If a STEM PhD holder applies for a Master's in another STEM major, would this be an advantage or disadvantage in the eye of the admission committee?
If you ever want to leave academia, it could be seen as a disadvantage. It suggests you are a "perpetual student" rather than someone who actually wants to do some (real-world) work.
The main point of a PhD is not that you learned some (random) snippet of new information while doing it, but that you demonstrated you can learn new stuff on your own with minimal supervision.
That is what you should expect to be doing for the rest of your working life, either inside or outside academia, but expecting to keep getting more "awards" for doing that is rather like a kid in school expecting to get another gold star for every good piece of homework they turn in - most people grow out of it.
Sorry, but you walked into that joke. Actually, such an application would occur so infrequently that it might result in a few chuckles. But I don't think it would have a lot of effect. But certainly not a big advantage.
In fact, people, including myself, will wonder why a person would bother. After all, the applicant can study and learn effectively and evidenced by the doctorate, so what is the need of a formal program. It might be a disadvantage in some places where the available slots are limited and people would feel they should be given to someone who needs the training more.
On the other hand, if a lab needs particular skills that you have, they might be interested, just for that.
Thus, it is impossible to say in general as local needs/beliefs will dominate such a situation.
Not a direct answer to your question, but a personal experience. I got a PhD in EE and am now one semester away from finishing my masters in CS. Three years after my PhD, I changed careers from EE research to a data science. My EE PhD provided me background in linear algebra, partial differential equations and numerical computations. The primary motivation for me going into MSCS was to develop intuition in certain areas which I wasn't exposed to, but became important in my new career: combinatorics, statistics, probabilistic modeling, optimization, operating/distributed systems, and computer networks to name a few. Following a masters curriculum guided me on what areas are (roughly) considered important and also brought a (forced) discipline to my studies.

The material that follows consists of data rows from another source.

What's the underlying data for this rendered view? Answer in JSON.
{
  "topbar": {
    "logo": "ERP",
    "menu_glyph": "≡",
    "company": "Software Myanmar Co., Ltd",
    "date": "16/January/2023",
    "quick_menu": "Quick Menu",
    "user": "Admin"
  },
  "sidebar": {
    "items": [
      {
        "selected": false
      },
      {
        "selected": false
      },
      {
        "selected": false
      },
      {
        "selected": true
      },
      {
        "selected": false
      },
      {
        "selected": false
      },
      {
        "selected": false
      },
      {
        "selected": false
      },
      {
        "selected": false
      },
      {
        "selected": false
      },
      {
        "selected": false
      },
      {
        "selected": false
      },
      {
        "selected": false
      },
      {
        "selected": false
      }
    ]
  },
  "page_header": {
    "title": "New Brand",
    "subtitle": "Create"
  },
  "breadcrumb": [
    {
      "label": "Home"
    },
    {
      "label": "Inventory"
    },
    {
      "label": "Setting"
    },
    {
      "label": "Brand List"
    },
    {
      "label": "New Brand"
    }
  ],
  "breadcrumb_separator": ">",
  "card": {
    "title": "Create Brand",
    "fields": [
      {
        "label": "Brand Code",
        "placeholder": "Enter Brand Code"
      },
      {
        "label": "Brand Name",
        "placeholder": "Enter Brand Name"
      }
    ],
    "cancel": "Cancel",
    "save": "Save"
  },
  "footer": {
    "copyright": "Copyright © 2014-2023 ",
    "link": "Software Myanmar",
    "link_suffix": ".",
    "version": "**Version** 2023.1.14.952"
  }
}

If an application of MS followed by a PhD crossed my desk, I'd laud your discipline, but also probe on why you went that route. You need to have a good answer for that.
In terms of competency, I can't imagine why it would be seen as a disadvantage. If anything - it shows that you are capable of successfully completing an academic program.
The only scenario I could imagine where this may be an issue is if the Master's program is affiliated with some scholarship program, where the scholarship terms & conditions require that the applicant does not hold an advanced degree. If you're applying for a non-scholarship program then I can't imagine why they would reject your application - you are willing to pay good money and are likely to successfully graduate.
Another issue might be if you're applying to a STEM program that's very far from your PhD degree (say, from theoretical physics to zoology). If your bachelor's degree does not fit the prerequisites for the program you may have an issue, and the PhD won't help (but probably won't hurt).
Would not be any purpose of doing two different STEM MSc:s. After one you are supposed to be able to learn similar level stuff even faster on your own.
I could understand wanting to do an economy MSc to complement your STEM knowledge. Quite some people ending up as CEO or CTO of medium or large size firms seem to have double degrees: one in tech and one in econ.
It's a plus on the side of competency to complete it, but a concern on the side of whether you would actually enroll and finish the degree if you are accepted. But the school, year and discipline of the PhD, the school and discipline of the Master's, and why you are switching play hugely into it. Also, frankly, your standardized test scores and ability to fund your own education, just like anybody else. I'd recommend talking to an admissions person at the school you are considering, as well as a hiring manager in the field you are considering. (BTW, I'm a PhD in Management Information Systems who was in academia for several years but have spent the last 12 years in industry.)